— Activity —
In this material, which lines include the string "Shift"? Show them.

# # #

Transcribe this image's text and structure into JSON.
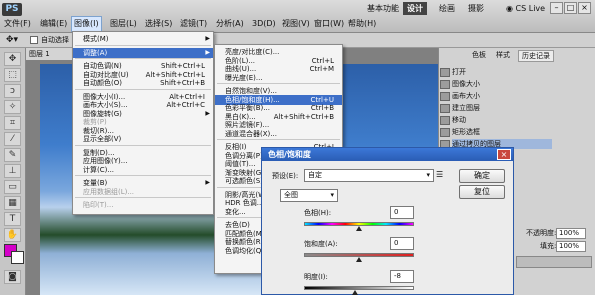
{
  "app": {
    "logo": "PS",
    "title_hidden": ""
  },
  "menubar": {
    "items": [
      "文件(F)",
      "编辑(E)",
      "图像(I)",
      "图层(L)",
      "选择(S)",
      "滤镜(T)",
      "分析(A)",
      "3D(D)",
      "视图(V)",
      "窗口(W)",
      "帮助(H)"
    ],
    "active_index": 2,
    "workspaces": [
      "基本功能",
      "设计",
      "绘画",
      "摄影"
    ],
    "selected_workspace_index": 1,
    "cs_live": "CS Live",
    "window_controls": [
      "–",
      "□",
      "×"
    ]
  },
  "options_bar": {
    "auto_select": "自动选择"
  },
  "doc_tab": "图层 1",
  "image_menu": {
    "items": [
      {
        "label": "模式(M)",
        "shortcut": "",
        "disabled": false,
        "submenu": true
      },
      {
        "sep": true
      },
      {
        "label": "调整(A)",
        "shortcut": "",
        "disabled": false,
        "submenu": true,
        "highlighted": true
      },
      {
        "sep": true
      },
      {
        "label": "自动色调(N)",
        "shortcut": "Shift+Ctrl+L"
      },
      {
        "label": "自动对比度(U)",
        "shortcut": "Alt+Shift+Ctrl+L"
      },
      {
        "label": "自动颜色(O)",
        "shortcut": "Shift+Ctrl+B"
      },
      {
        "sep": true
      },
      {
        "label": "图像大小(I)...",
        "shortcut": "Alt+Ctrl+I"
      },
      {
        "label": "画布大小(S)...",
        "shortcut": "Alt+Ctrl+C"
      },
      {
        "label": "图像旋转(G)",
        "shortcut": "",
        "submenu": true
      },
      {
        "label": "裁剪(P)",
        "shortcut": "",
        "disabled": true
      },
      {
        "label": "裁切(R)...",
        "shortcut": ""
      },
      {
        "label": "显示全部(V)",
        "shortcut": ""
      },
      {
        "sep": true
      },
      {
        "label": "复制(D)...",
        "shortcut": ""
      },
      {
        "label": "应用图像(Y)...",
        "shortcut": ""
      },
      {
        "label": "计算(C)...",
        "shortcut": ""
      },
      {
        "sep": true
      },
      {
        "label": "变量(B)",
        "shortcut": "",
        "submenu": true
      },
      {
        "label": "应用数据组(L)...",
        "shortcut": "",
        "disabled": true
      },
      {
        "sep": true
      },
      {
        "label": "陷印(T)...",
        "shortcut": "",
        "disabled": true
      }
    ]
  },
  "adjust_menu": {
    "items": [
      {
        "label": "亮度/对比度(C)...",
        "shortcut": ""
      },
      {
        "label": "色阶(L)...",
        "shortcut": "Ctrl+L"
      },
      {
        "label": "曲线(U)...",
        "shortcut": "Ctrl+M"
      },
      {
        "label": "曝光度(E)...",
        "shortcut": ""
      },
      {
        "sep": true
      },
      {
        "label": "自然饱和度(V)...",
        "shortcut": ""
      },
      {
        "label": "色相/饱和度(H)...",
        "shortcut": "Ctrl+U",
        "highlighted": true
      },
      {
        "label": "色彩平衡(B)...",
        "shortcut": "Ctrl+B"
      },
      {
        "label": "黑白(K)...",
        "shortcut": "Alt+Shift+Ctrl+B"
      },
      {
        "label": "照片滤镜(F)...",
        "shortcut": ""
      },
      {
        "label": "通道混合器(X)...",
        "shortcut": ""
      },
      {
        "sep": true
      },
      {
        "label": "反相(I)",
        "shortcut": "Ctrl+I"
      },
      {
        "label": "色调分离(P)...",
        "shortcut": ""
      },
      {
        "label": "阈值(T)...",
        "shortcut": ""
      },
      {
        "label": "渐变映射(G)...",
        "shortcut": ""
      },
      {
        "label": "可选颜色(S)...",
        "shortcut": ""
      },
      {
        "sep": true
      },
      {
        "label": "阴影/高光(W)...",
        "shortcut": ""
      },
      {
        "label": "HDR 色调...",
        "shortcut": ""
      },
      {
        "label": "变化...",
        "shortcut": ""
      },
      {
        "sep": true
      },
      {
        "label": "去色(D)",
        "shortcut": "Shift+Ctrl+U"
      },
      {
        "label": "匹配颜色(M)...",
        "shortcut": ""
      },
      {
        "label": "替换颜色(R)...",
        "shortcut": ""
      },
      {
        "label": "色调均化(Q)",
        "shortcut": ""
      }
    ]
  },
  "right_panel": {
    "tabs": [
      "色板",
      "样式",
      "历史记录"
    ],
    "history": [
      "打开",
      "图像大小",
      "画布大小",
      "建立图层",
      "移动",
      "矩形选框",
      "通过拷贝的图层"
    ],
    "opacity_label": "不透明度:",
    "opacity_value": "100%",
    "fill_label": "填充:",
    "fill_value": "100%"
  },
  "dialog": {
    "title": "色相/饱和度",
    "close": "×",
    "preset_label": "预设(E):",
    "preset_value": "自定",
    "channel_value": "全图",
    "hue_label": "色相(H):",
    "hue_value": "0",
    "sat_label": "饱和度(A):",
    "sat_value": "0",
    "light_label": "明度(I):",
    "light_value": "-8",
    "ok_label": "确定",
    "reset_label": "复位"
  },
  "colors": {
    "foreground": "#d400c8",
    "background": "#ffffff",
    "highlight": "#3d6fc8",
    "dialog_title": "#2a5cb4"
  },
  "icons": [
    "move-icon",
    "marquee-icon",
    "lasso-icon",
    "magic-wand-icon",
    "crop-icon",
    "eyedropper-icon",
    "brush-icon",
    "stamp-icon",
    "history-brush-icon",
    "eraser-icon",
    "gradient-icon",
    "blur-icon",
    "dodge-icon",
    "pen-icon",
    "text-icon",
    "path-select-icon",
    "shape-icon",
    "hand-icon",
    "zoom-icon"
  ]
}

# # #

— Task output —
        "shortcut": "Shift+Ctrl+L"
        "shortcut": "Alt+Shift+Ctrl+L"
        "shortcut": "Shift+Ctrl+B"
        "shortcut": "Alt+Shift+Ctrl+B"
        "shortcut": "Shift+Ctrl+U"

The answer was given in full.